The Cancer Epidemiology Research Program aims to improve our understanding of the genetic and environmental origins of cancer and to identify biomarkers for cancer risk and progression. This understanding informs the design of effective cancer prevention and control programs.

RESEARCH THEMES

Investigators in the Cancer Epidemiology Research Program concentrate on four main themes: 

Identifying genetic factors linked to cancer susceptibility

Evaluating the impact of dietary, lifestyle, and environmental factors on cancer risk

Identifying genetic and lifestyle factors that predict cancer survival and recurrence

Understanding the differences in cancer risk and mortality in different populations

Meet the Program Members

The Cancer Epidemiology Research Program is co-led by Xiao Ou Shu, M.D., Ph.D., M.P.H., and Wei Zheng, M.D., Ph.D., M.P.H.  The co-leaders serve as liaisons to the director and senior leadership for the fostering of inter-programmatic collaboration and integration of cancer epidemiology into the clinical and basic research activities of the cancer center, including the provision of epidemiologic resources and access to large patient populations for whom the translation of scientific discoveries into practice is important.

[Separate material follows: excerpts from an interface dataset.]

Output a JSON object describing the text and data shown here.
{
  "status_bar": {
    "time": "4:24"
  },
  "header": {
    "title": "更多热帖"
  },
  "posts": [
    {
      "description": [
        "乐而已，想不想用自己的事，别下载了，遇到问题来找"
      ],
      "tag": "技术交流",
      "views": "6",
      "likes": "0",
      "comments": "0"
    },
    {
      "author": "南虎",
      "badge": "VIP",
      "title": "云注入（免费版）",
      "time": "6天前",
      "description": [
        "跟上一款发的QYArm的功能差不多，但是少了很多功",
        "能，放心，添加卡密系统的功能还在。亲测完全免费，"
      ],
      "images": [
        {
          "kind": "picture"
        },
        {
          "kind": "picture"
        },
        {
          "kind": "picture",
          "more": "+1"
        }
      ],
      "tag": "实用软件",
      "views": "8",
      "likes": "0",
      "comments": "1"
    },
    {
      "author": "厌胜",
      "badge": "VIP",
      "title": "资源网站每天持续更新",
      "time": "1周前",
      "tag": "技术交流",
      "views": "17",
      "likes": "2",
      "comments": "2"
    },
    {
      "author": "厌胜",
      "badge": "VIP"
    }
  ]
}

Featured Publications

Program News

June 7, 2019

Mouth microbes and colorectal cancer

Microbial species in the mouth could be playing a role in colorectal cancer development, according to new research from epidemiologists at VUMC.
April 25, 2019

Team explores fungal infection quandary in lung cancer screenings

A recent study by Vanderbilt investigators revealed that histoplasmosis - a fungal infection that creates cancer-mimicking lesions in the lungs - is prevalent beyond previously identified regions of the United States.
April 25, 2019

Asian nations in early tobacco epidemic: study

Asian countries are in the early stages of a tobacco smoking epidemic with habits mirroring those of the United States from past decades, setting the stage for a spike in future deaths from smoking-related diseases.